TASK INPUTS:
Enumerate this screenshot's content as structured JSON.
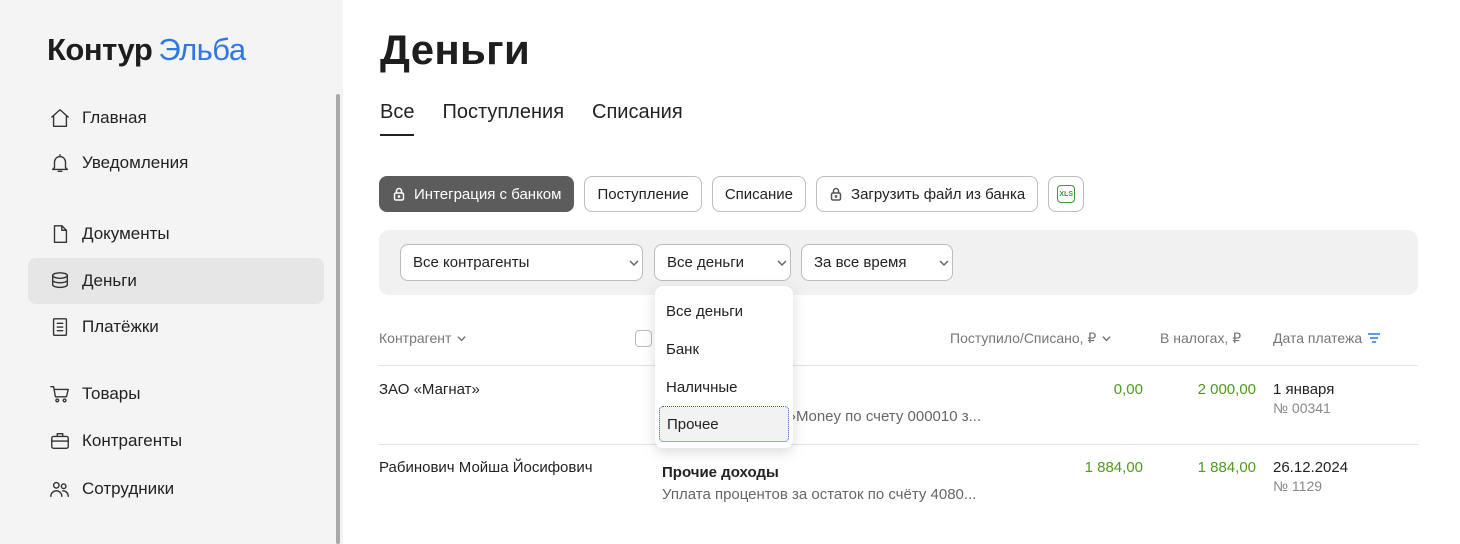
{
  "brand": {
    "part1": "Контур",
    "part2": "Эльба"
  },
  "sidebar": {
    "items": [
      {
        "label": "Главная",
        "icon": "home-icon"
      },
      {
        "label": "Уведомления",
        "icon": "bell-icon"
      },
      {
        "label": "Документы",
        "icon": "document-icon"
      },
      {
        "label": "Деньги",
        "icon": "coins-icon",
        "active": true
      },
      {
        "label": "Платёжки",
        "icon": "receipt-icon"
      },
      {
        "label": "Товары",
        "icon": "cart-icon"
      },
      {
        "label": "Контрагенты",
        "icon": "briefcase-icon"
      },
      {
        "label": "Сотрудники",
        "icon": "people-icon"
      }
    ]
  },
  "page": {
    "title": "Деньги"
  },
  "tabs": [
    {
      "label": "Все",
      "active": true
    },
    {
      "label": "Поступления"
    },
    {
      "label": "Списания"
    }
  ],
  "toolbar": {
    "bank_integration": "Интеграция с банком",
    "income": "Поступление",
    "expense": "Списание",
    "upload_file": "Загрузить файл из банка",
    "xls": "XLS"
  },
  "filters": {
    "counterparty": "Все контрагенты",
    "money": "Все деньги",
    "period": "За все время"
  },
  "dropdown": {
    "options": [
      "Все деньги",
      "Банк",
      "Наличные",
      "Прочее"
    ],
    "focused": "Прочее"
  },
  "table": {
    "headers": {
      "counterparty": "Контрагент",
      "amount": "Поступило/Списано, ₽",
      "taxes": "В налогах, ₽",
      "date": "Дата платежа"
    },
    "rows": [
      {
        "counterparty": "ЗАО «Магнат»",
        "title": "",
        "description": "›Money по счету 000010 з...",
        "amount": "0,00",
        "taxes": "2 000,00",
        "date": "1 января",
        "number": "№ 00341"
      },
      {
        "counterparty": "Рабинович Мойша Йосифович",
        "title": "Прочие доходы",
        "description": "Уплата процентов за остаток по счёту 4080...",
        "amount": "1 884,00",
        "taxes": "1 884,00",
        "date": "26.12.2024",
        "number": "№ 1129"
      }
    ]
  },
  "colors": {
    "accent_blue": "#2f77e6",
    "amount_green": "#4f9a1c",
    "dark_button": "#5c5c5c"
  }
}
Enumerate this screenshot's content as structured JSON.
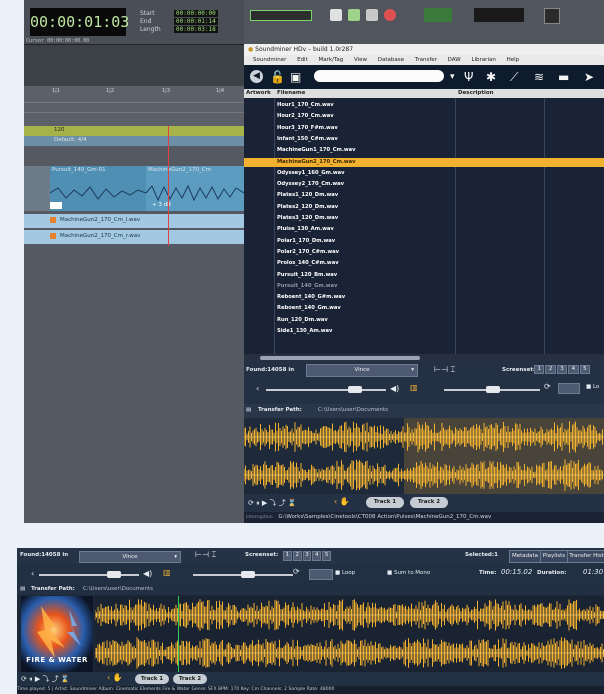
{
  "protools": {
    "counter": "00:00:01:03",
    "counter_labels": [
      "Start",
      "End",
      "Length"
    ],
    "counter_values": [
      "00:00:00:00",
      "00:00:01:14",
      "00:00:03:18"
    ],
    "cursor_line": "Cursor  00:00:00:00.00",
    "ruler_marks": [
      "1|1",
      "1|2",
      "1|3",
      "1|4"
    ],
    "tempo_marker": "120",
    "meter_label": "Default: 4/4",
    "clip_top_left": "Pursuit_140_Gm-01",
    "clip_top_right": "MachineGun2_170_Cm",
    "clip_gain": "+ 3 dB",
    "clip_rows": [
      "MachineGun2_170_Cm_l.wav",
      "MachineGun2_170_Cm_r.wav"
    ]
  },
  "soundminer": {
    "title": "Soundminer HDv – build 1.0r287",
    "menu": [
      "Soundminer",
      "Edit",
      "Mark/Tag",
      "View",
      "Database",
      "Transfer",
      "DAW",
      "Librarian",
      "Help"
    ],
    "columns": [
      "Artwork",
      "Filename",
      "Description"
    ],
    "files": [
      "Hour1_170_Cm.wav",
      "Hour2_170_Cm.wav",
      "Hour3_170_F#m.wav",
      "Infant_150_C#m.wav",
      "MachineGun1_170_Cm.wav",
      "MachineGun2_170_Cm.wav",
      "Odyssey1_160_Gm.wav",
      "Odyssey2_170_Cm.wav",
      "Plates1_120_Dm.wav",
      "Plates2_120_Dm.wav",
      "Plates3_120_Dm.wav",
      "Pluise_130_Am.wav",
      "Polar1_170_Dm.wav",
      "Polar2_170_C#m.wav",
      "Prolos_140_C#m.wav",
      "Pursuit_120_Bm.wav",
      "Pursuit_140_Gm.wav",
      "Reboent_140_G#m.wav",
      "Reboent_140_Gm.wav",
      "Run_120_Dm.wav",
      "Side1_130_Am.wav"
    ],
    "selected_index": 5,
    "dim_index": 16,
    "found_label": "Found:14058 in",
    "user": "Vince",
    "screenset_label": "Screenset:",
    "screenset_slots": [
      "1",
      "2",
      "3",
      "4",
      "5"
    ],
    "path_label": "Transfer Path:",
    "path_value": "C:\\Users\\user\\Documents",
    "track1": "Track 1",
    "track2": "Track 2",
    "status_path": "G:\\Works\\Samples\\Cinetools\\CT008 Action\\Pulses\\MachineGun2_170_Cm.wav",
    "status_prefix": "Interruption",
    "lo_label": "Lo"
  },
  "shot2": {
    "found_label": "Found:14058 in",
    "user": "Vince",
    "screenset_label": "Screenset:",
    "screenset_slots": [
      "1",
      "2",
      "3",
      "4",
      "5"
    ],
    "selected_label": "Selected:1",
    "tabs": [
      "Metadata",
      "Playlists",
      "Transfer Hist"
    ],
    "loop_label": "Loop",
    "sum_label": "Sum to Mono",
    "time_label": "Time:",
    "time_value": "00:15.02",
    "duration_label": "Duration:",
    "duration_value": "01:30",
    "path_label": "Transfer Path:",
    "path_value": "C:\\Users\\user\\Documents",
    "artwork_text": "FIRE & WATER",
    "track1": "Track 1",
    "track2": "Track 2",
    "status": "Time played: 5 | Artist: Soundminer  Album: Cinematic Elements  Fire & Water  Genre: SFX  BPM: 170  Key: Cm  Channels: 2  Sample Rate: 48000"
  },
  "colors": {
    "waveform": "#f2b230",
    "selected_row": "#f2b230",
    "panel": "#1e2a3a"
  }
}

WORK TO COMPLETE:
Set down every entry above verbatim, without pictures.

WRITTEN SOLUTION:
Enumerate this screenshot's content as structured JSON.
{
  "brand": {
    "part1": "Контур",
    "part2": "Эльба"
  },
  "sidebar": {
    "items": [
      {
        "label": "Главная",
        "icon": "home-icon"
      },
      {
        "label": "Уведомления",
        "icon": "bell-icon"
      },
      {
        "label": "Документы",
        "icon": "document-icon"
      },
      {
        "label": "Деньги",
        "icon": "coins-icon",
        "active": true
      },
      {
        "label": "Платёжки",
        "icon": "receipt-icon"
      },
      {
        "label": "Товары",
        "icon": "cart-icon"
      },
      {
        "label": "Контрагенты",
        "icon": "briefcase-icon"
      },
      {
        "label": "Сотрудники",
        "icon": "people-icon"
      }
    ]
  },
  "page": {
    "title": "Деньги"
  },
  "tabs": [
    {
      "label": "Все",
      "active": true
    },
    {
      "label": "Поступления"
    },
    {
      "label": "Списания"
    }
  ],
  "toolbar": {
    "bank_integration": "Интеграция с банком",
    "income": "Поступление",
    "expense": "Списание",
    "upload_file": "Загрузить файл из банка",
    "xls": "XLS"
  },
  "filters": {
    "counterparty": "Все контрагенты",
    "money": "Все деньги",
    "period": "За все время"
  },
  "dropdown": {
    "options": [
      "Все деньги",
      "Банк",
      "Наличные",
      "Прочее"
    ],
    "focused": "Прочее"
  },
  "table": {
    "headers": {
      "counterparty": "Контрагент",
      "amount": "Поступило/Списано, ₽",
      "taxes": "В налогах, ₽",
      "date": "Дата платежа"
    },
    "rows": [
      {
        "counterparty": "ЗАО «Магнат»",
        "title": "",
        "description": "›Money по счету 000010 з...",
        "amount": "0,00",
        "taxes": "2 000,00",
        "date": "1 января",
        "number": "№ 00341"
      },
      {
        "counterparty": "Рабинович Мойша Йосифович",
        "title": "Прочие доходы",
        "description": "Уплата процентов за остаток по счёту 4080...",
        "amount": "1 884,00",
        "taxes": "1 884,00",
        "date": "26.12.2024",
        "number": "№ 1129"
      }
    ]
  },
  "colors": {
    "accent_blue": "#2f77e6",
    "amount_green": "#4f9a1c",
    "dark_button": "#5c5c5c"
  }
}
Enumerate this screenshot's content as structured JSON.
{
  "protools": {
    "counter": "00:00:01:03",
    "counter_labels": [
      "Start",
      "End",
      "Length"
    ],
    "counter_values": [
      "00:00:00:00",
      "00:00:01:14",
      "00:00:03:18"
    ],
    "cursor_line": "Cursor  00:00:00:00.00",
    "ruler_marks": [
      "1|1",
      "1|2",
      "1|3",
      "1|4"
    ],
    "tempo_marker": "120",
    "meter_label": "Default: 4/4",
    "clip_top_left": "Pursuit_140_Gm-01",
    "clip_top_right": "MachineGun2_170_Cm",
    "clip_gain": "+ 3 dB",
    "clip_rows": [
      "MachineGun2_170_Cm_l.wav",
      "MachineGun2_170_Cm_r.wav"
    ]
  },
  "soundminer": {
    "title": "Soundminer HDv – build 1.0r287",
    "menu": [
      "Soundminer",
      "Edit",
      "Mark/Tag",
      "View",
      "Database",
      "Transfer",
      "DAW",
      "Librarian",
      "Help"
    ],
    "columns": [
      "Artwork",
      "Filename",
      "Description"
    ],
    "files": [
      "Hour1_170_Cm.wav",
      "Hour2_170_Cm.wav",
      "Hour3_170_F#m.wav",
      "Infant_150_C#m.wav",
      "MachineGun1_170_Cm.wav",
      "MachineGun2_170_Cm.wav",
      "Odyssey1_160_Gm.wav",
      "Odyssey2_170_Cm.wav",
      "Plates1_120_Dm.wav",
      "Plates2_120_Dm.wav",
      "Plates3_120_Dm.wav",
      "Pluise_130_Am.wav",
      "Polar1_170_Dm.wav",
      "Polar2_170_C#m.wav",
      "Prolos_140_C#m.wav",
      "Pursuit_120_Bm.wav",
      "Pursuit_140_Gm.wav",
      "Reboent_140_G#m.wav",
      "Reboent_140_Gm.wav",
      "Run_120_Dm.wav",
      "Side1_130_Am.wav"
    ],
    "selected_index": 5,
    "dim_index": 16,
    "found_label": "Found:14058 in",
    "user": "Vince",
    "screenset_label": "Screenset:",
    "screenset_slots": [
      "1",
      "2",
      "3",
      "4",
      "5"
    ],
    "path_label": "Transfer Path:",
    "path_value": "C:\\Users\\user\\Documents",
    "track1": "Track 1",
    "track2": "Track 2",
    "status_path": "G:\\Works\\Samples\\Cinetools\\CT008 Action\\Pulses\\MachineGun2_170_Cm.wav",
    "status_prefix": "Interruption",
    "lo_label": "Lo"
  },
  "shot2": {
    "found_label": "Found:14058 in",
    "user": "Vince",
    "screenset_label": "Screenset:",
    "screenset_slots": [
      "1",
      "2",
      "3",
      "4",
      "5"
    ],
    "selected_label": "Selected:1",
    "tabs": [
      "Metadata",
      "Playlists",
      "Transfer Hist"
    ],
    "loop_label": "Loop",
    "sum_label": "Sum to Mono",
    "time_label": "Time:",
    "time_value": "00:15.02",
    "duration_label": "Duration:",
    "duration_value": "01:30",
    "path_label": "Transfer Path:",
    "path_value": "C:\\Users\\user\\Documents",
    "artwork_text": "FIRE & WATER",
    "track1": "Track 1",
    "track2": "Track 2",
    "status": "Time played: 5 | Artist: Soundminer  Album: Cinematic Elements  Fire & Water  Genre: SFX  BPM: 170  Key: Cm  Channels: 2  Sample Rate: 48000"
  },
  "colors": {
    "waveform": "#f2b230",
    "selected_row": "#f2b230",
    "panel": "#1e2a3a"
  }
}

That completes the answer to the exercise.